Rupture of the rotator cuff
Rupture of the rotator cuff refers to damage to one or more shoulder tendons. When these tendons disintegrate from the head of the humerus, it is therefore called a rupture.
1) A LITTLE ANATOMY:
The shoulder joint is made up of 3 bones: the clavicle, the scapula (or scapula) and the humerus.
Its mobility is ensured by a musculotendinous and ligament complex. Among these muscles, we find the rotator cuff, which refers to all the periarticular tendons (and muscles) of the shoulder, namely the supraspinatus, infraspinatus, teres minor and subscapularis.
These tendons, arranged in continuity from front to back, cover the humeral head. They participate in the stability of the joint, playing the role of “active ligaments”, and allow optimal functioning of the shoulder.
Syndromes associated with a lesion of this rotator cuff represent the majority of consultations. If not treated properly, these pathologies can quickly become very debilitating and difficult to treat.
2) WHAT IS A “BREAK OF CUP”?
By definition, a rupture of the rotator cuff refers to the attack of one or more tendons of the shoulder. When these tendons disintegrate from the head of the humerus, it is therefore called a rupture.
This disintegration can be partial or total. In most cases, the affected tendon is the supraspinatus, and partially, but the lesion can then worsen and cause a complete rupture if it is not taken care of quickly.
This injury may lead to joint dysfunction and loss of function.
3) HOW AND WHEN DOES THIS HAPPEN?
The causes of this type of injury are multiple:
Natural wear caused by age remains the main cause of breakage. It is estimated that these affect 20% of those over 65, and up to 50% of those over 80.
Specific sports practices involving strong shoulder involvement can weaken the tendons

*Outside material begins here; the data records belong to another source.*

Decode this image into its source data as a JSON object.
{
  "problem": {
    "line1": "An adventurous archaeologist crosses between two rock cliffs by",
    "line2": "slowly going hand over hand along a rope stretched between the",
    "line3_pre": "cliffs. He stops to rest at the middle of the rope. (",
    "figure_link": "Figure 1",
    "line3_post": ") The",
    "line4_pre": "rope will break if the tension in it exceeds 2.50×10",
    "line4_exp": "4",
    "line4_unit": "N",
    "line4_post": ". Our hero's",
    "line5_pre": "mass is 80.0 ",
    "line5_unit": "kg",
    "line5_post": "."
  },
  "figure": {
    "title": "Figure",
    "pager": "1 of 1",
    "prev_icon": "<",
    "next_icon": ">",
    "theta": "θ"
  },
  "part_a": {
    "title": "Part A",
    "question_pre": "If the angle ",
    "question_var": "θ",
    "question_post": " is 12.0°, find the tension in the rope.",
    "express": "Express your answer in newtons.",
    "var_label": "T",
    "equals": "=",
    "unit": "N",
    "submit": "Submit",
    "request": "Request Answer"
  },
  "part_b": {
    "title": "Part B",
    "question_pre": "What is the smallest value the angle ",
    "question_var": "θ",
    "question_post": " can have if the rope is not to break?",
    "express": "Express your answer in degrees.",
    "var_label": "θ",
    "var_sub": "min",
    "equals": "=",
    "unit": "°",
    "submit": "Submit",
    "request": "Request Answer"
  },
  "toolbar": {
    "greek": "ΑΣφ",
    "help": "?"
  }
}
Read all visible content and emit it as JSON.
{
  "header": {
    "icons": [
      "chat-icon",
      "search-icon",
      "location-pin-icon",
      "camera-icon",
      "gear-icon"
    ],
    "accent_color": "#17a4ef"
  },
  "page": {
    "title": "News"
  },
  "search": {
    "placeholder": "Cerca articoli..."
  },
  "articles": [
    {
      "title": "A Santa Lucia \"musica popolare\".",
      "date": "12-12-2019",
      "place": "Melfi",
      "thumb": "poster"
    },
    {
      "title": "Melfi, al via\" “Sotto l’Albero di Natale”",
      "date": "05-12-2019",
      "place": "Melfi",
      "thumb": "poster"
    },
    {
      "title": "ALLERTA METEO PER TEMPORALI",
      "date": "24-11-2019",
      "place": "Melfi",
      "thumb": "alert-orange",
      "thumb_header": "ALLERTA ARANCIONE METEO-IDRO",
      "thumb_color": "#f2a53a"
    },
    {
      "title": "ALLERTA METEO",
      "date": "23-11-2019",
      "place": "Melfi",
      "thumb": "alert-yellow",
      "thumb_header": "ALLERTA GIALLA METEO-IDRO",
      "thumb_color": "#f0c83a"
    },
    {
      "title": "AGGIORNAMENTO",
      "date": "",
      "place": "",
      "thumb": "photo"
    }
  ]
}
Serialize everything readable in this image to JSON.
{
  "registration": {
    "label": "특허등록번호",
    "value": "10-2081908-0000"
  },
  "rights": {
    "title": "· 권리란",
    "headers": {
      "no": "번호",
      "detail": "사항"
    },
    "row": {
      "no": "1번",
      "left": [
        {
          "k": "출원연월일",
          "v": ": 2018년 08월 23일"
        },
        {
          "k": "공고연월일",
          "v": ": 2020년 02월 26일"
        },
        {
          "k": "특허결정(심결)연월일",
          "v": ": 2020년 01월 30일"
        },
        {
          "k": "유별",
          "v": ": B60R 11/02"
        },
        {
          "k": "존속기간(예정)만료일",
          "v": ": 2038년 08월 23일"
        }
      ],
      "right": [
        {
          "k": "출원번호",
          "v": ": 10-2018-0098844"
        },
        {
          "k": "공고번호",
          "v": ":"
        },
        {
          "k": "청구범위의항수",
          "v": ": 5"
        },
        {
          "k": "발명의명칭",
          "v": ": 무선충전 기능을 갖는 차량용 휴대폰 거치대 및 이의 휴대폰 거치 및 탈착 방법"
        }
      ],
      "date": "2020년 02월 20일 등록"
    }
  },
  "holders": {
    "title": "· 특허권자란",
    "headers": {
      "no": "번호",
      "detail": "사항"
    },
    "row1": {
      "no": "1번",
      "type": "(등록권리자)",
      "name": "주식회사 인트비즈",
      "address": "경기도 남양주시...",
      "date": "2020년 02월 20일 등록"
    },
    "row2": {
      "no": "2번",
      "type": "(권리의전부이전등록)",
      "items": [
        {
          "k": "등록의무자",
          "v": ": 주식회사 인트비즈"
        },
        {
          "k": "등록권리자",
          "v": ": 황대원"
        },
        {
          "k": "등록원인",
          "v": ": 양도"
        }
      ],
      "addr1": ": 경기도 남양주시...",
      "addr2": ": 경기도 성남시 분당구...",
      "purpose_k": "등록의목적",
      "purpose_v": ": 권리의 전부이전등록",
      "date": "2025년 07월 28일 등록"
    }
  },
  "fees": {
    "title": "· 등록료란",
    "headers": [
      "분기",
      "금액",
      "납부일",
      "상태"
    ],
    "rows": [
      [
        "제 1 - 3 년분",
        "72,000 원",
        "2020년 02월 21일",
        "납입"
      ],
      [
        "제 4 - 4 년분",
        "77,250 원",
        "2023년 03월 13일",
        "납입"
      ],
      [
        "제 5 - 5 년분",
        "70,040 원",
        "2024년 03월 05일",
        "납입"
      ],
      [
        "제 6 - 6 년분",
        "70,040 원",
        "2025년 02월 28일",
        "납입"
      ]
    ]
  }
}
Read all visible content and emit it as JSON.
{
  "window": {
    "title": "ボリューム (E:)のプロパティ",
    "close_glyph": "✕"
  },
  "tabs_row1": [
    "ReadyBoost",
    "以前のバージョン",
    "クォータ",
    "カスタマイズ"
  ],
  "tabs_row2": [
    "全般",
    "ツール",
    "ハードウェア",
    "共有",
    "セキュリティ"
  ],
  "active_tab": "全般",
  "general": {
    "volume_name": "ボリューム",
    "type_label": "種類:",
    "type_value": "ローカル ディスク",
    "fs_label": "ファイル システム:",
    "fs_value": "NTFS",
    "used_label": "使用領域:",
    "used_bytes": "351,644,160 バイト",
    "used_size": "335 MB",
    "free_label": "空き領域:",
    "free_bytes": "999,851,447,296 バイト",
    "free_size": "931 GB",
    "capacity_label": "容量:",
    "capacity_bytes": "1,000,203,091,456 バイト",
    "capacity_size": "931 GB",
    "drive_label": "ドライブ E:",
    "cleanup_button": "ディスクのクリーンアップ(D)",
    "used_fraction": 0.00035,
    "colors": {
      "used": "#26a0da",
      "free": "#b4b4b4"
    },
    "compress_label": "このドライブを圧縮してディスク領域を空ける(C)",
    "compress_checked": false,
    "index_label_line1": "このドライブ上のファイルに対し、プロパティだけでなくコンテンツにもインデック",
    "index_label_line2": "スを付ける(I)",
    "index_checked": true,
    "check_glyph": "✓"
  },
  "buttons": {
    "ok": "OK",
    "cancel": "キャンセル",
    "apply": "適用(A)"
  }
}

Untreated or poorly managed tendinopathies can lead to rupture
Violent trauma causing tendon traction (fall, etc.)
In addition, certain elements such as smoking or diabetes seem to cause a fragility of these structures, exposing them to greater risks of injury.
4) WHAT ARE THE SYMPTOMS?
In case of trauma, rotator cuff rupture leads to:
Severe localized pain in the shoulder
A loss of functionality (strength and mobility) of the shoulder
In the event of trophic rupture (progressive, rather linked to wear), the symptomatology is more discreet. The pain is less intense, and the lesion will be characterized more by a functional deficit.
If the pathology is not treated, it is interesting to observe an improvement in the symptoms after a few weeks, despite the pain still present.
5) IS IT SERIOUS?
The importance of the lesion can vary, ranging from the tearing of certain fibers to the complete rupture of the structure. It is still a serious injury that will require professional follow-up.
The diagnosis is then based on the clinical examination carried out by the practitioner, which generally makes it possible to determine the severity. This is confirmed by medical imaging (ultrasound, MRI).
It is interesting to note that from one case to another, the physical handicap as well as the pain can vary. For example, some victims manage to move their shoulder almost normally, while others will have to keep it immobile or suffer intense pain.
It is all of these examinations that will determine the severity as well as the therapeutic approach, whether surgical or not. The healing time also depends on the size of the lesion, its location and the speed of treatment.
6) IS SURGERY AN OPTION?
Surgical treatment can be offered to sports and/or active patients. It allows to reduce the immobilization time, a faster recovery and a reduced recurrence rate.
However, in most cases, conservative (and medical) treatment is nevertheless proposed in order to hope for results via a non-invasive solution.
The decision to operate or not will therefore be made following a discussion with the orthopedist in charge of your case.
7) HOW DOES THE REHABILITATION TAKE PLACE?
Conservative and post-operative treatment are similar on many points.
It will start with an immobilization of the shoulder to allow time for the tendon to heal.
Respecting the healing process, the work will then focus on:
Recovery of normal joint amplitudes
Gradual rehabilitation of the joint
Global and specific muscle strengthening (strength, neuromuscular control, stability, etc.)
Re-athleticization and rehabilitation in the sporting gesture
8) CAN I CONTINUE TRAINING?
In the event of a rotator cuff tendon rupture, it is generally essential to stop sports activity initially in order not to aggravate the situation.
Consulting a health professional then makes it possible to determine the procedure to follow in order to return to your sports practice as quickly as possible in complete safety.
9) WHAT CAN I DO TO SPEED UP THE PROCESS?
In order to speed up the healing process, be sure to follow the recommendations of the health professionals with whom you work.
Laziness or, on the contrary, overzealousness, will be your enemies.
Conversely, discipline, rigor, perseverance as well as a positive and voluntary state of mind will help you get back in top shape as soon as possible!